(Problem statement): Report each line of the data that contains the string "kind".

(Material supplied):

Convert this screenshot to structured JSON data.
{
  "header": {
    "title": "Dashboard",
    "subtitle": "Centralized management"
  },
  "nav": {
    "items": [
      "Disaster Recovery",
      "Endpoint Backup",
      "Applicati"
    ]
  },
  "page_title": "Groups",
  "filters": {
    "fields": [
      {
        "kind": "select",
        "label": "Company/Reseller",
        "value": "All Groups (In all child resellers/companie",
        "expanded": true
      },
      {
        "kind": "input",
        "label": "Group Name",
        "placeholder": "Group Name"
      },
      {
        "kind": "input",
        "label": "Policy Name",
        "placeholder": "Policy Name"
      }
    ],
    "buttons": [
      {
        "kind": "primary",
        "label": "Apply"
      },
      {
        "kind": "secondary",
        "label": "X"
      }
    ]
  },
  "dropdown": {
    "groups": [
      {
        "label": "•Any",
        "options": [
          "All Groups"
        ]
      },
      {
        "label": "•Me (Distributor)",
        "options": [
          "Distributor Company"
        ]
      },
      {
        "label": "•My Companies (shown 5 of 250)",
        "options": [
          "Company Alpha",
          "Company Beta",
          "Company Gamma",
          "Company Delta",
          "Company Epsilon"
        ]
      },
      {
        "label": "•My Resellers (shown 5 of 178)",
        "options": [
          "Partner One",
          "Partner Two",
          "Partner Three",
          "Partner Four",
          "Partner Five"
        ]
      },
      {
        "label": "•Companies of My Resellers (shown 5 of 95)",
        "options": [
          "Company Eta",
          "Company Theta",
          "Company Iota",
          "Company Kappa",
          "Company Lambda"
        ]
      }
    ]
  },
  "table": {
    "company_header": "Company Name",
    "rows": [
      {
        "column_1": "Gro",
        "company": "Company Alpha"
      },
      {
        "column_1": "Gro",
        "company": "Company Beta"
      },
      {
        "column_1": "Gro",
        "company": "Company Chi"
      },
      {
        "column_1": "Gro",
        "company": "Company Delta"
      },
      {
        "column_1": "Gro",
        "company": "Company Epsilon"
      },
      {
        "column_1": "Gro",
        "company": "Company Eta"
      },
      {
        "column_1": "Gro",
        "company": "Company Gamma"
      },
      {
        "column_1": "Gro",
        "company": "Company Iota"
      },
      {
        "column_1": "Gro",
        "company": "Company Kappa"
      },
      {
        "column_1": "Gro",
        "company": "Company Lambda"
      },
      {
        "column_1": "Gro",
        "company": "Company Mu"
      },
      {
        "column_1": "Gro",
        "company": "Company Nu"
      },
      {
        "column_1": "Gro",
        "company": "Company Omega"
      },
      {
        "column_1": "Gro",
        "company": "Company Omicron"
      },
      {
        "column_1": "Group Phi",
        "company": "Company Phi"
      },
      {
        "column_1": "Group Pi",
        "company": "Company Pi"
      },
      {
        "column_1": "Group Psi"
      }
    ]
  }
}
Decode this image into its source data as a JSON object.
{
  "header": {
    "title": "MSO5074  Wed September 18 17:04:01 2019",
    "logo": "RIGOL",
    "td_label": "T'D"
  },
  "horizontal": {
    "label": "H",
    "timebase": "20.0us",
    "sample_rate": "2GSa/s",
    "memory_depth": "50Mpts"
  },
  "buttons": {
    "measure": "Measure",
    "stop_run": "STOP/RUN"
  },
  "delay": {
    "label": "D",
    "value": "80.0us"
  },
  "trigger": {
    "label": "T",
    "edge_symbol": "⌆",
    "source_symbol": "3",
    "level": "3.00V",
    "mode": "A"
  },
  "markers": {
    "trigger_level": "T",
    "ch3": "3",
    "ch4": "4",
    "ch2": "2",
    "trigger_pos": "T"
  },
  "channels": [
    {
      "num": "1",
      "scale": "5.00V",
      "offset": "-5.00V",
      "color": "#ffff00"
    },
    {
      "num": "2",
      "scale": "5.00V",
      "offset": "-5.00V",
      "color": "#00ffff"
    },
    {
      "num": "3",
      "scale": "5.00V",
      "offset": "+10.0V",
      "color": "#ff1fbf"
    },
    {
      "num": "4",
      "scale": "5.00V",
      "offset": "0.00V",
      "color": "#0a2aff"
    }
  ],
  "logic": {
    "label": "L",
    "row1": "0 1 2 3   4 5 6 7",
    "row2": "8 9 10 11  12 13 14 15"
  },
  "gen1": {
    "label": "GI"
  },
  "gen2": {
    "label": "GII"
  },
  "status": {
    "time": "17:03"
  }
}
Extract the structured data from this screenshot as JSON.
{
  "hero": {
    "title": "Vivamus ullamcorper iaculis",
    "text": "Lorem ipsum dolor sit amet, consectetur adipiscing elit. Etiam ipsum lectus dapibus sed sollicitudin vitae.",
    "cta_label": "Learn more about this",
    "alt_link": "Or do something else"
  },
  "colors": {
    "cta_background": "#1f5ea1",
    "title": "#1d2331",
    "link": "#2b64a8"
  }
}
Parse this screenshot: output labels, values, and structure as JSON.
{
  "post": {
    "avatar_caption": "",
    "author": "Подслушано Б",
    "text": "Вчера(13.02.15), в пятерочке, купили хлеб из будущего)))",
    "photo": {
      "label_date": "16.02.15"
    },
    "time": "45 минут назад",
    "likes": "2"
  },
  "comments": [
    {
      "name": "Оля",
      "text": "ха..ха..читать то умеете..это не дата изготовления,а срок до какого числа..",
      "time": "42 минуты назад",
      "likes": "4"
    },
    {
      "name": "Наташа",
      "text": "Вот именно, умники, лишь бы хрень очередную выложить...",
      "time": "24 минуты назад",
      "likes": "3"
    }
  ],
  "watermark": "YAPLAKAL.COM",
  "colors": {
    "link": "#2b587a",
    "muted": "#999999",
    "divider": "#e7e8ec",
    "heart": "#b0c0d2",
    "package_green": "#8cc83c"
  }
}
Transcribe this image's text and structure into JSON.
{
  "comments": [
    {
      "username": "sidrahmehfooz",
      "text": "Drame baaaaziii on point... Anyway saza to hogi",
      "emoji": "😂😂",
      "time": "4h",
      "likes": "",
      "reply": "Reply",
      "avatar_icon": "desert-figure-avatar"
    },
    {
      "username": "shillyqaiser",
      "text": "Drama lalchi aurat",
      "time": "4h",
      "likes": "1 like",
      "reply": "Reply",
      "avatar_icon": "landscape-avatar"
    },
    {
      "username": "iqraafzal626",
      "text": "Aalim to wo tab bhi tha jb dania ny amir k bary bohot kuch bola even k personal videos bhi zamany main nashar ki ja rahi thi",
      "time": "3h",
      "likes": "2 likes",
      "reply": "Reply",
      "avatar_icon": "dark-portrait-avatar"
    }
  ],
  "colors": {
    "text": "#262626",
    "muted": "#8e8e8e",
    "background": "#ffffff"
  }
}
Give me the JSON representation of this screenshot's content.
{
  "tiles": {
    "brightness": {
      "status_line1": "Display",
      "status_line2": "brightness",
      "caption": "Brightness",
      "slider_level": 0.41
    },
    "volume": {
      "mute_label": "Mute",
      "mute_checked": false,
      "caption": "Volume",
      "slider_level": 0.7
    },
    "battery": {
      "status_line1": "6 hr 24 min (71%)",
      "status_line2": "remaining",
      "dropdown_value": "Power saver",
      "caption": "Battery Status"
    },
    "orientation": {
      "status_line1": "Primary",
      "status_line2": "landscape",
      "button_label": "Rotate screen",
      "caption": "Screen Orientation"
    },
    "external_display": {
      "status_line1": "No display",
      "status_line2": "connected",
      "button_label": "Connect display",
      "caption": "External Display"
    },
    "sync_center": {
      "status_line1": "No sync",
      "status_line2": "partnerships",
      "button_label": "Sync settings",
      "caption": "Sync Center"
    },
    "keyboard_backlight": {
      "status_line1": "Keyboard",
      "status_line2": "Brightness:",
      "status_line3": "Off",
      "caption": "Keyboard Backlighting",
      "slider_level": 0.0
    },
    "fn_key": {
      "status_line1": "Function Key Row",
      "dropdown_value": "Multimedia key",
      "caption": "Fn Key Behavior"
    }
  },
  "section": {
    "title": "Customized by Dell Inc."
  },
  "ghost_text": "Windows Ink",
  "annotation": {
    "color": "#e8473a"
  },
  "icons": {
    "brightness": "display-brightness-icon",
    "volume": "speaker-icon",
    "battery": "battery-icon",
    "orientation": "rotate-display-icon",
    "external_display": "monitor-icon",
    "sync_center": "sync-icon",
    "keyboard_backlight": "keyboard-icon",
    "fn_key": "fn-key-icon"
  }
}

(Written solution):
        "kind": "select",
        "kind": "input",
        "kind": "input",
        "kind": "primary",
        "kind": "secondary",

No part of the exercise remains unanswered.